LONDON (Reuters) - Goldman Sachs has raised its forecast for the dollar/yen currency pair at the end of 2015 by 10 yen to 130, the investment bank said on Friday, in a week that has seen Japan slip into recession and a snap election called.
The yen has fallen over 10 percent in the past month and skidded to a seven-year low against the dollar at 118.98 JPY= this week after Japan postponed a planned hike in sales tax and braced itself for more policies to combat stubbornly low inflation.
Prime Minister Shinzo Abe dissolved parliament’s lower house on Friday for a snap election on Dec. 14, seeking a fresh mandate for his struggling “Abenomics” revival strategy.
On Oct. 31 the Bank of Japan (BoJ) shocked markets with an expansion of its already huge monetary stimulus program.
“The most important lesson we learned recently came on October 31, when the surprise easing by the BoJ underscored the importance of “inflation FX”,” Goldman analysts said in a research note.
“After all, had we focused on inflation – rather than BoJ speeches into the meeting – we would have realized that the likelihood of additional easing was high and rising.”
Goldman forecast the dollar/yen would be at 135 yen at the end of 2016, and at 140 yen at the end of 2017.
The spectre of deflation also threatens the struggling euro zone economy and is leading to talk of further easing in the 18-nation bloc, prompting Goldman to forecast a lower euro.
“One of our top trade recommendations ... is euro/dollar downside via a $1.20/$1.15 put spread.”
Goldman said it expects the euro to trade at $1.15 EUR= by the end of 2015 and then to weaken to parity with the dollar by the end of 2017. It is currently trading at $1.2419.

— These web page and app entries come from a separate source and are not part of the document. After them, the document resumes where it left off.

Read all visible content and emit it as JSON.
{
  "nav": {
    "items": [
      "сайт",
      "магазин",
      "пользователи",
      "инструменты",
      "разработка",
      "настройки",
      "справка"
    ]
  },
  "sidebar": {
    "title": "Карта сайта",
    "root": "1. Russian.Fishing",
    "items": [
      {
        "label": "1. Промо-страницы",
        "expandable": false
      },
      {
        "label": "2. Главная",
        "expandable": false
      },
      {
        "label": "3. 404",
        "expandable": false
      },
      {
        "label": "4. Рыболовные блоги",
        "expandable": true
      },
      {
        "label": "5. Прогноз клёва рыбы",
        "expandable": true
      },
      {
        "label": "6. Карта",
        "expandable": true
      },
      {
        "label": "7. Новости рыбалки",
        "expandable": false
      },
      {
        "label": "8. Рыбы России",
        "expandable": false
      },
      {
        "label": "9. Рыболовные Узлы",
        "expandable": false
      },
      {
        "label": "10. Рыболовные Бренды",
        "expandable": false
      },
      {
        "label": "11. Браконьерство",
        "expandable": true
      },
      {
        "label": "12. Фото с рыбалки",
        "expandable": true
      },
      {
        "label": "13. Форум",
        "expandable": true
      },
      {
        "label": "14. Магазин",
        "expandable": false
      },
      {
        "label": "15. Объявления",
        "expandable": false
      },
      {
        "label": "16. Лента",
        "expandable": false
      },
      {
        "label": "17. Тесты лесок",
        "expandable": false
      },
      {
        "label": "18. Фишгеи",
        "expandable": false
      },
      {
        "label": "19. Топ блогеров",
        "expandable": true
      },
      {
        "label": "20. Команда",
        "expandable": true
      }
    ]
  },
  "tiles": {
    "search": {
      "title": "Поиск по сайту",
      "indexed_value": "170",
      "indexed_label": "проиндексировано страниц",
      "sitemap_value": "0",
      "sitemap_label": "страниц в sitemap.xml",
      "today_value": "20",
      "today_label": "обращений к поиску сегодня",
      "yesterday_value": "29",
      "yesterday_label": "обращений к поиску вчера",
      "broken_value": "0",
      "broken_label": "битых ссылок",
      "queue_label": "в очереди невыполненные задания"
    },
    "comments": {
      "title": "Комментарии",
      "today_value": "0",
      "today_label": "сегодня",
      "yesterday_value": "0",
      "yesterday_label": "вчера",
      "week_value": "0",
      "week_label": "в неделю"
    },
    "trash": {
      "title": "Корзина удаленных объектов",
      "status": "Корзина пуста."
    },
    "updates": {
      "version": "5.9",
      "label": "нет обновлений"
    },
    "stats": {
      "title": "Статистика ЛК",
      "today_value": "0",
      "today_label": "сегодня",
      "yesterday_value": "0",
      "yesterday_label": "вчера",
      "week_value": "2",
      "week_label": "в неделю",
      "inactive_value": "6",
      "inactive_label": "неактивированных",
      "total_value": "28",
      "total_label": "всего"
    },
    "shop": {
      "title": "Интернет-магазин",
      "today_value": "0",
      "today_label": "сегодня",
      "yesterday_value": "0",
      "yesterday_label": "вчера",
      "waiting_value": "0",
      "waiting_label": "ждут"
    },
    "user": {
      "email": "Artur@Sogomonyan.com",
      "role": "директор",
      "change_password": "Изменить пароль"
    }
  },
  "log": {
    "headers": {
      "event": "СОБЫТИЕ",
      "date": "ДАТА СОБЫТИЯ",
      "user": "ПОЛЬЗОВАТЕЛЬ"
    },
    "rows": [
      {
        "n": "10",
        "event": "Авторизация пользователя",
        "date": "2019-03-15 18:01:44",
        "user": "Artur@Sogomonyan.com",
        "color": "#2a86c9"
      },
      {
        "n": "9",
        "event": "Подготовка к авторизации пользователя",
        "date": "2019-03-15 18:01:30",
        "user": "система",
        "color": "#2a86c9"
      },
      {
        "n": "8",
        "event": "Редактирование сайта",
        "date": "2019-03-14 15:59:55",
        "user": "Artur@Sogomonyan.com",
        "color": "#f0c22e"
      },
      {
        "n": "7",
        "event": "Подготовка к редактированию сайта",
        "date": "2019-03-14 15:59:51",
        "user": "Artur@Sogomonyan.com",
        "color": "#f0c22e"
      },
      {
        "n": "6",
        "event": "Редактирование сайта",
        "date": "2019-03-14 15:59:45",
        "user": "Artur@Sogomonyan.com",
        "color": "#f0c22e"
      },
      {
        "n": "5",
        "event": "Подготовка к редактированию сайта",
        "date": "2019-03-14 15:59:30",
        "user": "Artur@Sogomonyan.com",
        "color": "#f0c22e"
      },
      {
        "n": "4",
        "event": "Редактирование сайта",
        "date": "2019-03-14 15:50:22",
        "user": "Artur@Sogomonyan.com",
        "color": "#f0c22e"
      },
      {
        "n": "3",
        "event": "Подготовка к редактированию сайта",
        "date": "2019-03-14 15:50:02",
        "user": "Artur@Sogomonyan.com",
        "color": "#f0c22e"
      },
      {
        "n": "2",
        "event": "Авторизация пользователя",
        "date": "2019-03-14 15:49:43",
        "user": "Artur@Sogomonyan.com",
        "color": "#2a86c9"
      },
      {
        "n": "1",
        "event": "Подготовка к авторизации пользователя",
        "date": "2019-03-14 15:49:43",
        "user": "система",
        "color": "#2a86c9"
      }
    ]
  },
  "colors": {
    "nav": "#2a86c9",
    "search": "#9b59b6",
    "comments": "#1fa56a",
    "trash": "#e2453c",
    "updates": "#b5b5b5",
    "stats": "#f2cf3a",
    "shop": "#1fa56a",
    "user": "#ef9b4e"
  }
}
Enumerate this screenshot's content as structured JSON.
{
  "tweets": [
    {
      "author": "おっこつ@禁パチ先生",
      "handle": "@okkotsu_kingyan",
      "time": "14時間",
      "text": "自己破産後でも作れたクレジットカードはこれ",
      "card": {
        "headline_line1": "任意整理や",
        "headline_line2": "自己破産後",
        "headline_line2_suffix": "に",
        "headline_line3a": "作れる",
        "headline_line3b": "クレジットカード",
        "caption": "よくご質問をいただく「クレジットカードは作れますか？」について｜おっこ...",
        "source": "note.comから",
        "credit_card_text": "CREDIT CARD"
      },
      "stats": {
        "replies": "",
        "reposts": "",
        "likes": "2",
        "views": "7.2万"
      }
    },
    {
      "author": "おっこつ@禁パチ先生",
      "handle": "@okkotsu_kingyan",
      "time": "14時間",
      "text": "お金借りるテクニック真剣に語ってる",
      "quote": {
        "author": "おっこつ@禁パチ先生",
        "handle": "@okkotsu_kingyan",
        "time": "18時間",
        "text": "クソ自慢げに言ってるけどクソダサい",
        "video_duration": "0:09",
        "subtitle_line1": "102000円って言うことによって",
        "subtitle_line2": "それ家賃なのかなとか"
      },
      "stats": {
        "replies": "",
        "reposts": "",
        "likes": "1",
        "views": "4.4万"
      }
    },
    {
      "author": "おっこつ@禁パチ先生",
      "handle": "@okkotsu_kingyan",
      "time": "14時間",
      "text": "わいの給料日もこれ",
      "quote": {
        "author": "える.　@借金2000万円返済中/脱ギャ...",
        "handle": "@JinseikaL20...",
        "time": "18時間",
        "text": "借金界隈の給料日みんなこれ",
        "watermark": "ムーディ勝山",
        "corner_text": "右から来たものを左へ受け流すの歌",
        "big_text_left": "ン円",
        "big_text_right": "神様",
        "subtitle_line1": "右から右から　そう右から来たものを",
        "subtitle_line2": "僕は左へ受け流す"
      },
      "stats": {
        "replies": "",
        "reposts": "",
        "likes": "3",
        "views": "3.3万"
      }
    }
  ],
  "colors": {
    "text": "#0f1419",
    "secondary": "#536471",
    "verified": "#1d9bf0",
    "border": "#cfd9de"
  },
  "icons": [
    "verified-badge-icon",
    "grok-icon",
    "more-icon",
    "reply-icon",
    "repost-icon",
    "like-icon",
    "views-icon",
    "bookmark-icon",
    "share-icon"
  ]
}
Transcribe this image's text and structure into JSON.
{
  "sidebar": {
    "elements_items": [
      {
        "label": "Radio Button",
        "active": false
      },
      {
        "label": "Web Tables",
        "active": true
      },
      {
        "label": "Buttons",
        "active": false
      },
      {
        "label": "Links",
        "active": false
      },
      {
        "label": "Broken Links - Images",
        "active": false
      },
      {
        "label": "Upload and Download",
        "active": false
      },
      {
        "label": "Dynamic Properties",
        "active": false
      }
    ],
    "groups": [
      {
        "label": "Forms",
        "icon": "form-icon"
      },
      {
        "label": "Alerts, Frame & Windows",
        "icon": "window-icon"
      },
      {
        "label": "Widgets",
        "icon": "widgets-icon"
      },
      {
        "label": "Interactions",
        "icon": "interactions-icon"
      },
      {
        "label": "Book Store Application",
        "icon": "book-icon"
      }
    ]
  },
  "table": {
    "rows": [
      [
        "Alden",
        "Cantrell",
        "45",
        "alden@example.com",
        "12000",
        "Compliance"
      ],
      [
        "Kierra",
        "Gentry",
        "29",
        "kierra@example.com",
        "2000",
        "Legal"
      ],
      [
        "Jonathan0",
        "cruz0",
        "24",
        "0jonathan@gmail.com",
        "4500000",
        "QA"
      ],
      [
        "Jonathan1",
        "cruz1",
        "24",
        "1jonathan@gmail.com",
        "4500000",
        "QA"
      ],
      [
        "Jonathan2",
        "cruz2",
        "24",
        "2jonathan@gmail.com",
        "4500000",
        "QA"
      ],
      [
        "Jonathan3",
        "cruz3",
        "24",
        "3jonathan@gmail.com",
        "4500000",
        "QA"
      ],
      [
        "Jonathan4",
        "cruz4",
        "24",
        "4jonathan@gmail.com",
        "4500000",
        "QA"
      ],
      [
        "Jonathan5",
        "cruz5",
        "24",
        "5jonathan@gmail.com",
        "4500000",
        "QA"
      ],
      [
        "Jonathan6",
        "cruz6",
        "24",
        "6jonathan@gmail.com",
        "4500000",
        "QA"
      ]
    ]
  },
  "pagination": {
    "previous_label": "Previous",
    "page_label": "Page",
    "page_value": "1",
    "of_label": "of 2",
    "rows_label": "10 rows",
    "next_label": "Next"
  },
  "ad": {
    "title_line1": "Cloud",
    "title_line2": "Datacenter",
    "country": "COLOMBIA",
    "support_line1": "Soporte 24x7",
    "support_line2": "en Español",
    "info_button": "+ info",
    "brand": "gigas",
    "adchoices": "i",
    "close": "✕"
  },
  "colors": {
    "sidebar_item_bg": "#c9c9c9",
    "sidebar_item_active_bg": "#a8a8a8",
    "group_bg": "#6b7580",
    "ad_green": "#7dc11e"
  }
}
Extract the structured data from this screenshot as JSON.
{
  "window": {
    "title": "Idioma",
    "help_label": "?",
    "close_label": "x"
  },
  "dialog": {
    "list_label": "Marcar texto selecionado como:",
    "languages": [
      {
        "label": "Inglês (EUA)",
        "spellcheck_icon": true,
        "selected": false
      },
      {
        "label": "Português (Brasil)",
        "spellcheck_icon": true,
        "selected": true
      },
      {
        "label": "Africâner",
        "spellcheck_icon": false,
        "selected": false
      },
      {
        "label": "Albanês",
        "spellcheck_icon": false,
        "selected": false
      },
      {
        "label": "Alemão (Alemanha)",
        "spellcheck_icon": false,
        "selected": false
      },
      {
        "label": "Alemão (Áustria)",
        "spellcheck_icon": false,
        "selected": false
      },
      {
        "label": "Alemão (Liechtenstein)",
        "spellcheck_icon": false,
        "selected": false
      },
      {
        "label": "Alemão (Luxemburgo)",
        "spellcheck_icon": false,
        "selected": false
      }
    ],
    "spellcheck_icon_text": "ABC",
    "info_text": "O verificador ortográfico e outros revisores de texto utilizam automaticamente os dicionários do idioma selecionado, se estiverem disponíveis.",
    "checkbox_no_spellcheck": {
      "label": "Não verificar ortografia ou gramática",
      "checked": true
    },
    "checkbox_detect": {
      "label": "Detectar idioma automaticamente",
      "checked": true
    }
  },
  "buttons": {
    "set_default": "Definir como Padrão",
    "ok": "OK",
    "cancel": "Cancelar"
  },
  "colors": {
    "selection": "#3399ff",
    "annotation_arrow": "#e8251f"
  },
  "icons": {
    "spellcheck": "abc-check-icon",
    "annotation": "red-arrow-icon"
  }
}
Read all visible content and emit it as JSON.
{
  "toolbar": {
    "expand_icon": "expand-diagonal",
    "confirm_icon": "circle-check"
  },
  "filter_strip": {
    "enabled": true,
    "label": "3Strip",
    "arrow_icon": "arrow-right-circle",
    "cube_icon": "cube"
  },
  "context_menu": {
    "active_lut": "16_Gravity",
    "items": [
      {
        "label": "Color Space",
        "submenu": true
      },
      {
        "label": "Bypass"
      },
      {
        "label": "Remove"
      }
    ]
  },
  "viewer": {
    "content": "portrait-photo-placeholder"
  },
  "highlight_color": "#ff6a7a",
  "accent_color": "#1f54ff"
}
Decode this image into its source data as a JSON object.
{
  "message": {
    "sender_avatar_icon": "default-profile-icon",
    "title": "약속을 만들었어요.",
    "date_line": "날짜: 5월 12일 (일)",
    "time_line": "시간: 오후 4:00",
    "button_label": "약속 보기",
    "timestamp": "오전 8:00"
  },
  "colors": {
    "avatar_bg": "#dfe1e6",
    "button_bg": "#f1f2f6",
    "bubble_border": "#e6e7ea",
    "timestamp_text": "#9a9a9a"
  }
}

Reporting by Jemima Kelly; Editing by Anirban Nag and Pravin Char